Fair Trade practices are not just marketing buzzwords for the company. Keiles further reports that, according to a sustainability study, workers along Sambazon’s vertical supply chain can earn up to three times what the average Brazilian takes home.
Sambazon even reinvests back into the local Brazilian communities where it sources it fruit, building schools, doctor’s offices and water filtration systems, according to its website.
Here at Fordham, however, Sambazon replaced Jamba Juice, an establishment that some students are disappointed to see go.
“I liked the variety of smoothies and the different options,” said Paige Kowal, FCRH ’21. “Now, I haven’t even been to the açaí bowl place.”
Deming Yaun, Fordham’s University dining contract liaison, said bringing brands such as Starbucks, Jamba Juice (at Rose Hill), Freshens (at Lincoln Center) and now Sambazon is a process that involves students, specifically those on the United Student Government (USG) Food Committee. After a tasting, the students on the committee were in favor of bringing Sambazon to campus.
“The health factor was a big positive with the Food Committee,” Yaun said
He said his biggest concern was that the açaí base comes in only one flavor, but both the company and members of the dining committee convinced him the toppings would provide enough variety.
Students are also unhappy about the price of the bowls, which can only be purchased with cash or DCB, not a meal swipe.
“They are expensive wherever they are,” Yaun said. “The research out on the açaí berry is so positive it’s creating demand, and when demand is created the price is going to go up. They are also committed to Fair Trade, living wage and things like that.”
As for using meal swipes for açaí bowls, that’s probably not going to happen.
“We knew from day one that the Sambazon product does not fit the business model for exchange,” Yaun said.
Some students also seemed confused over whether to eat an açaí bowl as a meal, snack or dessert. Simeone said that the bowls can be eaten at any time throughout the day.
“From a calorie perspective, most bowls can be considered as a meal; however, our daily caloric needs vary from person to person.” she said. “For some individuals, a bowl may be a great post-workout snack.”
Despite the price, many students have responded positively to the new option. Cathrine Mercanti, GSB ’19, said she grabbed her first açaí bowl after working out. She said she was pleasantly surprised by the bowls.
“I would treat them as a meal; it’s almost like having a smoothie for a meal,” she said.
Grant Hasings, GSB ’21, said he goes whenever he can.
“It’s a great addition to Fordham Dining,” he said. “It’s a little expensive, but definitely worth it to have fresh fruit and a good meal.”
Yaun said a hot food counter and possible renovation might be in the future for Urban Kitchen.

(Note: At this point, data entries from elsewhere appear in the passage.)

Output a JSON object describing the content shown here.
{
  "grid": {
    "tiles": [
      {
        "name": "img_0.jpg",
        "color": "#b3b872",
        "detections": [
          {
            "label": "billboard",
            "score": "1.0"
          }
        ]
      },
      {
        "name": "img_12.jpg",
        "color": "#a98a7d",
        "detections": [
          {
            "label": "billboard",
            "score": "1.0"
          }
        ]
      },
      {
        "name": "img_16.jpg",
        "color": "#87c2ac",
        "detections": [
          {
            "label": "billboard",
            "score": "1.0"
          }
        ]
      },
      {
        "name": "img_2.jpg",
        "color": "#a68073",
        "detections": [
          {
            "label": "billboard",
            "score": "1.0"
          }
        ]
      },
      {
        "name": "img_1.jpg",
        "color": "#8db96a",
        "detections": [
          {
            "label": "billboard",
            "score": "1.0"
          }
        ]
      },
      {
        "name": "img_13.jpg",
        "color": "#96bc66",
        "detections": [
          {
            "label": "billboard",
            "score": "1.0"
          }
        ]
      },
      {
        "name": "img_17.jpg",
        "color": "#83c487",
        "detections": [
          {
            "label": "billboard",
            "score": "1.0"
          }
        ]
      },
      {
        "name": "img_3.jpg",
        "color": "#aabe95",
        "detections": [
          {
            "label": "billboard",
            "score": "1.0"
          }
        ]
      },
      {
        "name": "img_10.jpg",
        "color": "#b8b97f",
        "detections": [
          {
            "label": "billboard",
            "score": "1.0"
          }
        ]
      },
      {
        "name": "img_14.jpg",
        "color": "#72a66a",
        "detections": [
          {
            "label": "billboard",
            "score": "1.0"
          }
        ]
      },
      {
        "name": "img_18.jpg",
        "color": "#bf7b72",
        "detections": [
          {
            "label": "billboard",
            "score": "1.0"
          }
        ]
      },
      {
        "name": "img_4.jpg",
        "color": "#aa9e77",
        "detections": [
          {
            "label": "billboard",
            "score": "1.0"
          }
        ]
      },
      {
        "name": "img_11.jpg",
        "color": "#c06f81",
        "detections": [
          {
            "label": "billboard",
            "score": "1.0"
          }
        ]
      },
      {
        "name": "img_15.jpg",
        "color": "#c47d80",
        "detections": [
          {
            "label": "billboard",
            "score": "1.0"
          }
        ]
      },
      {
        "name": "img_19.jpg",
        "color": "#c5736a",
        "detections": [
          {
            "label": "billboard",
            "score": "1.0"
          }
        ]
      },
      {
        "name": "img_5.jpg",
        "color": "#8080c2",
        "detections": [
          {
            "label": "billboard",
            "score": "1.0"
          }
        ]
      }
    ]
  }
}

He also said promotions at Starbucks and Sambazon could be offered to drive sales in advance of the holidays.